On April 25, 2022, Twitter accepted Musk’s purchase at $44 billion. Over the next 10 days, Musk made many promises, relying on familiar neo-liberal refrains that claim privatization and free-market principles would drastically improve the platform’s profitability. So far, this has not come to pass.
After reaching a legally binding agreement, Musk reneged on his word, claiming—wrongly—that Twitter had misled him on the overall number of active users on the site. In an announcement to a court in Delaware, Twitter sued that the deal must be completed. Twitter’s lawyers did not mince words, noting that, “Musk refuses to honor his obligations to Twitter and its stockholders because the deal he signed no longer serves his personal interests…Musk apparently believes… is free to change his mind, trash the company, disrupt its operations, destroy stockholder value, and walk away.”
In late October, in the final days before the Delaware court hearings would begin, Musk finally agreed to honor his word and purchase Twitter for his initial $44B offer. After months of legal back-and-forth, Musk was now the owner of Twitter. Then the real controversy began. Musk has been in “hard core” mode since.
Musk’s “Hard Core” Mode
“Your Role at Twitter,” read the subject line of an email sent on November 4th to approximately half of the company’s 7,500 employees, letting them know that they had been laid off.

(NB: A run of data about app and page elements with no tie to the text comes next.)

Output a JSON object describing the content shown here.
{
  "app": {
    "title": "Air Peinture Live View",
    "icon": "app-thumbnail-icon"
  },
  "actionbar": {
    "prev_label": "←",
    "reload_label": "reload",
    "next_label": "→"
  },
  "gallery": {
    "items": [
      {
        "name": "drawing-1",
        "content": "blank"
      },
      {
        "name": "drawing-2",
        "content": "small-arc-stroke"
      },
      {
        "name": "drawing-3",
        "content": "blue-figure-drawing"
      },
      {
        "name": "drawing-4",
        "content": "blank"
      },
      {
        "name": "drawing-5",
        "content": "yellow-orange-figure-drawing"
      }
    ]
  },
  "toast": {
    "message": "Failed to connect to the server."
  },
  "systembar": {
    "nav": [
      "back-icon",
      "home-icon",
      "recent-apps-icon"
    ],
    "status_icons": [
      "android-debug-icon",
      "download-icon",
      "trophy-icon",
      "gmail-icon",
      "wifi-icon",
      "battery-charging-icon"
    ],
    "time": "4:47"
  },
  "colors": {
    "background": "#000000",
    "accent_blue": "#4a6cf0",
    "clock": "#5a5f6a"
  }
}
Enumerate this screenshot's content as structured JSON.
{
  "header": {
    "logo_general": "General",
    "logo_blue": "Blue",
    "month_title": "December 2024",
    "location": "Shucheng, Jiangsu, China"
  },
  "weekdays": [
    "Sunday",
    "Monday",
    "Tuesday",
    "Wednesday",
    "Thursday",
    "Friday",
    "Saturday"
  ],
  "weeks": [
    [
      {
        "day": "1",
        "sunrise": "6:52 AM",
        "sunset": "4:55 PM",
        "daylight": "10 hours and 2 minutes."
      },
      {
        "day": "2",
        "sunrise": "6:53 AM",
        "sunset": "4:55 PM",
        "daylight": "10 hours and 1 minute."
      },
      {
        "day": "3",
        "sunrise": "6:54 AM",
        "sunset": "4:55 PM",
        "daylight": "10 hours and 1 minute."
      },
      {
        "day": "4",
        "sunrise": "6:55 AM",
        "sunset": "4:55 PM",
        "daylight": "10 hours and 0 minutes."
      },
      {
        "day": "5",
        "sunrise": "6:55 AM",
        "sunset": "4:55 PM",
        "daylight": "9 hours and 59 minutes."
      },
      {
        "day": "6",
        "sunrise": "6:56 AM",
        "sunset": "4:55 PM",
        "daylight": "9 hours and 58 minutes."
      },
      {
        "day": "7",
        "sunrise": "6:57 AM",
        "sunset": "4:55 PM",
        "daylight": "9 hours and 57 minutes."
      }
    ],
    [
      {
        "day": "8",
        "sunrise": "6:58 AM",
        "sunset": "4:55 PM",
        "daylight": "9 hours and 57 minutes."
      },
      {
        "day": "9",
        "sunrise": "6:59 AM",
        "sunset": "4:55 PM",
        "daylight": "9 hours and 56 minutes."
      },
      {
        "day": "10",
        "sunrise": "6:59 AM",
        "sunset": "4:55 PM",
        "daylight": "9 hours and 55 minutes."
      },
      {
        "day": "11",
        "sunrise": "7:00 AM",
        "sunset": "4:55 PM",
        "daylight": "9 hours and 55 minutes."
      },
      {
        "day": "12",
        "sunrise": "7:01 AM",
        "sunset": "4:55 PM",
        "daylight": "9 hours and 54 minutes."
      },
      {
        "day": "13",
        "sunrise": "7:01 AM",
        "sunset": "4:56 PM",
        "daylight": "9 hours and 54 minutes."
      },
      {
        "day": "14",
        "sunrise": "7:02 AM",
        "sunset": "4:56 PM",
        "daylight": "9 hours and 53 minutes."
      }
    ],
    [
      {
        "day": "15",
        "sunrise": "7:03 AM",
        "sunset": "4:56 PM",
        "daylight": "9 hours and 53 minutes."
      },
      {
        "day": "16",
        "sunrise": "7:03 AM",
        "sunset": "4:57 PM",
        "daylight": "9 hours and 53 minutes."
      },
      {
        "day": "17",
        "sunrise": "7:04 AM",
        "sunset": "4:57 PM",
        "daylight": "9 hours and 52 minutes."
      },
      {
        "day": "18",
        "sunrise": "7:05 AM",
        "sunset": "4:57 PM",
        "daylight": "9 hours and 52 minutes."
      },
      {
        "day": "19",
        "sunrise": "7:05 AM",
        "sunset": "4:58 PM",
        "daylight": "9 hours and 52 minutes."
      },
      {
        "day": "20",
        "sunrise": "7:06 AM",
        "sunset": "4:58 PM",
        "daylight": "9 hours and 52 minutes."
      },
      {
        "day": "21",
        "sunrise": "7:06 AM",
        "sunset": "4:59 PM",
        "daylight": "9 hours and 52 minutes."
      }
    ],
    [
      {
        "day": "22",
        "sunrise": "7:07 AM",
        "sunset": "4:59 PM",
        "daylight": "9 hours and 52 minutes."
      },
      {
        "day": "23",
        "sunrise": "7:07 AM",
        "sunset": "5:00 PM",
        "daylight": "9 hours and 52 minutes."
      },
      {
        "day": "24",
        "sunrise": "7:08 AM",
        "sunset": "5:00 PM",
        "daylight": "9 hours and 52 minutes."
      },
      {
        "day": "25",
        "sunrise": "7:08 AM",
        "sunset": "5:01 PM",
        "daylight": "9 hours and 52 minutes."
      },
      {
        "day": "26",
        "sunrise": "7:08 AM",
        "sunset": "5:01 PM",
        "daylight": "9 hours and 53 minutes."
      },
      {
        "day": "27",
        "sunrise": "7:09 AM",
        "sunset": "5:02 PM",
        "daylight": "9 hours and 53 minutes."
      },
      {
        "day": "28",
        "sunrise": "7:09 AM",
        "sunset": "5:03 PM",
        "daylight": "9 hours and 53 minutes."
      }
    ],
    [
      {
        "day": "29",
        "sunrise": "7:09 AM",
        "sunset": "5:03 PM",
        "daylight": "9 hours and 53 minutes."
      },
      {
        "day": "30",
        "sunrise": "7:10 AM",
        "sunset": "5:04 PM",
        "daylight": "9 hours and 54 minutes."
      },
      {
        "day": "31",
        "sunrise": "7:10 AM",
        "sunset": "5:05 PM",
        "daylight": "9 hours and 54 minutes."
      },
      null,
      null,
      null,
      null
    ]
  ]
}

While he didn’t use the tagline from The Apprentice—”You’re Fired”—the result was the same.
Five days after the wanton layoffs, Musk announced the new “Twitter Blue” service to little fanfare. The service would allow the coveted blue check to now be purchased for $8 a month. Less than a month later, the service was suspended after a flurry of fake accounts impersonating real people polluted the platform. Musk claims the service will be “punted” to November 29th.
The controversy keeps coming after Musk sent a company-wide email demanding employees submit to “be[ing] extremely hardcore…working long hours at high intensity,” or quit. Many of Twitter’s already reduced team quit. Maybe they aren’t “hardcore” enough to impress their new boss’ outsized self-belief that he is a Disciple in the Church of Hustle Culture. Will Elon get lonely if nobody comes to his at-your-desk sleepovers?
Combined with the staff cuts and resignations because of Musk’s “leadership,” advertisers have been running for the hills. Big-name companies have paused or stopped their advertising partnerships entirely with the platform including VW, General Mills, and others. The Washington Post reported that fake posts from accounts impersonating advertising partners have cost the company a deal with Eli Lilly, the large pharmaceutical company.
The fake tweet impersonating Eli Lilly read, “We are excited to announce insulin is free now.” If only this wasn’t fake!
With the drastic reduction in content moderation staff, Twitter could be removed from Apple and Android’s App Stores for violating their Terms of Agreement, which would be disastrous for the company. For example, Musk’s recent tweet on the attack on the Pelosi residence was packed with fake news and unsubstantiated conspiracy theories that moderators should have flagged. In Musk’s world, all speech, regardless of validity, is protected as free speech.
The saga continues and perhaps Musk will right the ship. Until then, look out for our article on trying Mastodon…</p